Cleverly denied any knowledge of the details when pressed during media appearances on Sunday.

“I don’t know more than is in his statement,” he said.

Asked whether Zahawi should reveal this information, the Foreign Secretary said: “People’s taxes are private matters. I know that as politicians we, quite rightly, are expected to have a higher level of disclosure than perhaps other people might do.

“Nadhim has issued a statement where he has admitted that he made a careless error, that this is now resolved.”

Cleverly also evaded questions on what Rishi Sunak knew when he appointed Zahawi as party chairman.

He suggested the Prime Minister does not discuss ministers’ “external affairs” during appointments and that it is the Cabinet Office’s role to conduct due diligence on his behalf.

He said he was unable to answer questions on Zahawi’s tax affairs because he was carrying out his duties as Foreign Secretary during the week and then “having a bit of a rest and doing some shopping”.

Asked whether Zahawi will survive in his role until Prime Minister’s Questions on Wednesday, Cleverly said: “What else am I going to say other than yes, because he’s a very, very effective minister.”

Reports about Zahawi’s tax affairs began emerging when he was appointed chancellor by Johnson last summer.

He denied allegations that he avoided tax by using an offshore company registered in Gibraltar to hold shares in the YouGov polling company he co-founded.
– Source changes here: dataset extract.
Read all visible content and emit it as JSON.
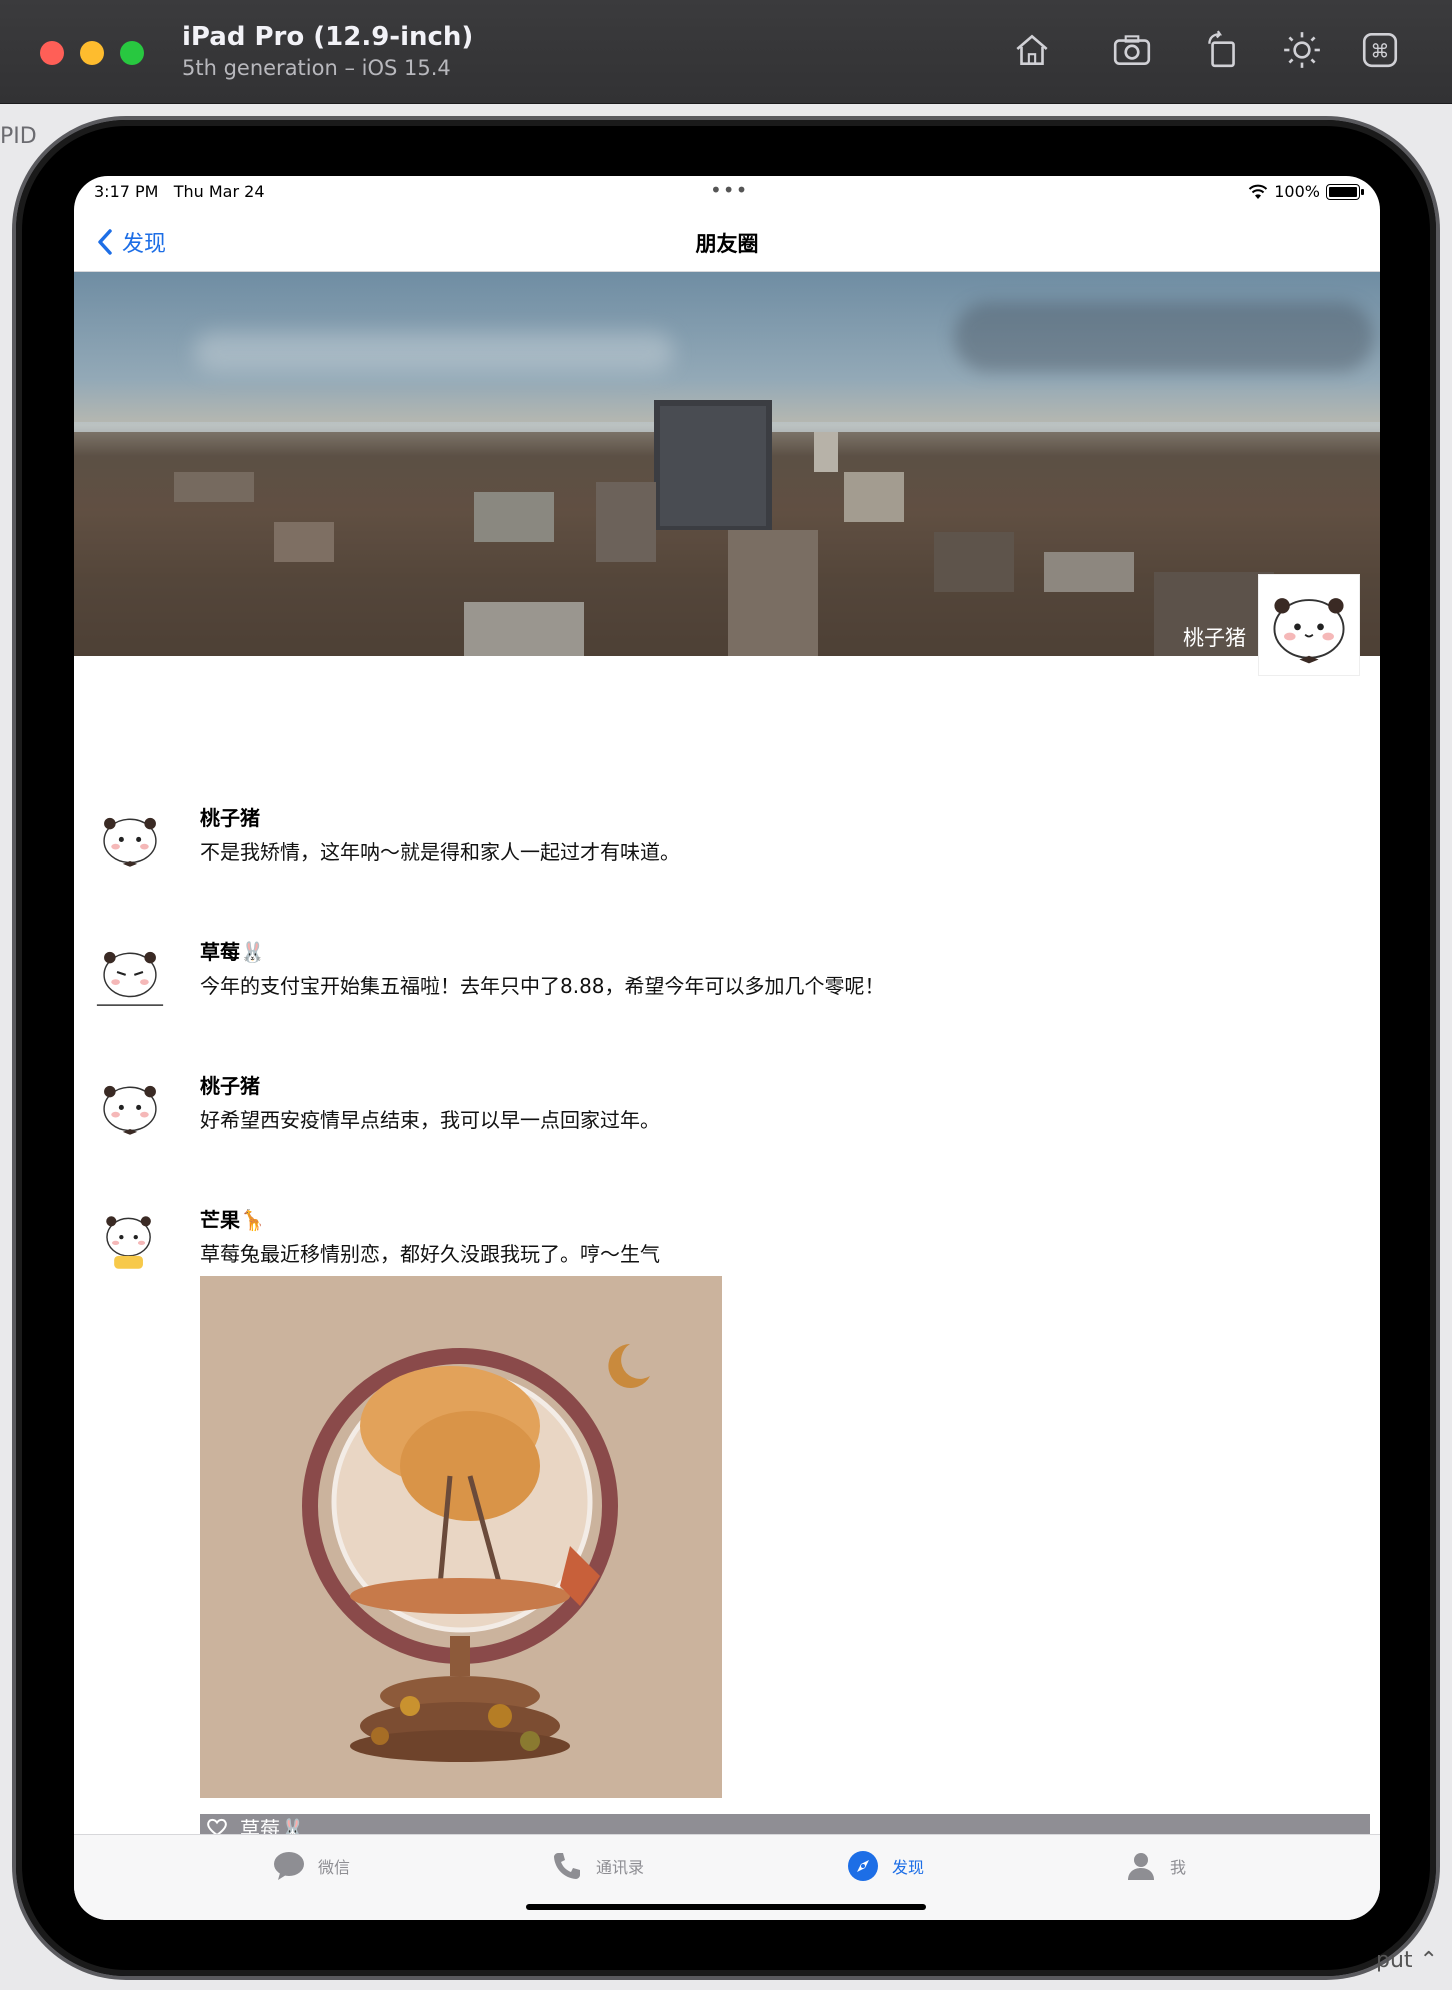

Opposition parties have demanded an independent investigation as well as the publication of all of Zahawi’s correspondence with HMRC.